López converted his backyard in Havana into a workshop. It soon took on the appearance of an unkempt graveyard with signs, wires and jumbled neon. He was at the point of quitting when he learned that Cuba’s first multiplex theatre, the 1938-built Rex Cinema, could be rented from the government. Undeterred by decades of stacked sewage inside the abandoned 650-sq-m space, López and a team of construction workers began restoring the Rex and the adjacent former Cine Duplex, transforming the two into the new multipurpose REX Neon Center.
The neon gives a chance to illuminate and make change
In addition to housing a dazzling display of restored signs, the newly opened centre features displays about Havana's neon heritage and an array of old neon lights. The former Cine Duplex will feature a lecture space, a theatre to screen films about art and a gallery featuring the work of Cuban artists. A production centre with an in-house glass worker is set to open in the future. The hope, according to López and Nodal, is to interest young Cubans in neon light work.

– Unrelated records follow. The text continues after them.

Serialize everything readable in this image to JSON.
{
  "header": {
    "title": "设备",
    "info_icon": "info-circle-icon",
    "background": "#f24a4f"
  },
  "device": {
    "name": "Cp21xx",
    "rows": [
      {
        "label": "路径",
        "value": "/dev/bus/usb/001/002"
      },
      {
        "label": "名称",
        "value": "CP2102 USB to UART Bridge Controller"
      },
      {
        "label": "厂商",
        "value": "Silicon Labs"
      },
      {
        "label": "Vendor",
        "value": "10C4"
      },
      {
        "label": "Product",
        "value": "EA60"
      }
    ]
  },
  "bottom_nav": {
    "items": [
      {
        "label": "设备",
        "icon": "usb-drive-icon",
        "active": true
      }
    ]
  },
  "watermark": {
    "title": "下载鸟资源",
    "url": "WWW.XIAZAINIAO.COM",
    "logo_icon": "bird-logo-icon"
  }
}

Nodal’s backstory could not be more perfect to help spark Havana’s neon revolution. He spent 25 years restoring 300 signs in Los Angeles, driving the streets “like the neon police,” he said. These days, when Nodal is in Havana working on the project with López, he spends his time sifting the streets in search of forlorn dangling signs. “We want to protect them now as people will take them down,” he said.
“The ultimate goal is to bring back a sense of light in the public realm,” Nodal said. “It’s great to see an artist changing the way a city looks.”
I left the REX, walking past the blinking scarlet-red Cinecito sign towards the ice-blue letters signalling the Inglaterra and set up my camera to capture these treasures glowing in the dusk. The street was thronged with tourists and locals, and as they strolled under the neon signs fronting the city’s theatres, cinemas and cocktail bars, Havana never seemed to shine brighter.
Join more than three million BBC Travel fans by liking us on Facebook, or follow us on Twitter and Instagram.
If you liked this story, sign up for the weekly bbc.com features newsletter called "If You Only Read 6 Things This Week". A handpicked selection of stories from BBC Future, Culture, Capital and Travel, delivered to your inbox every Friday.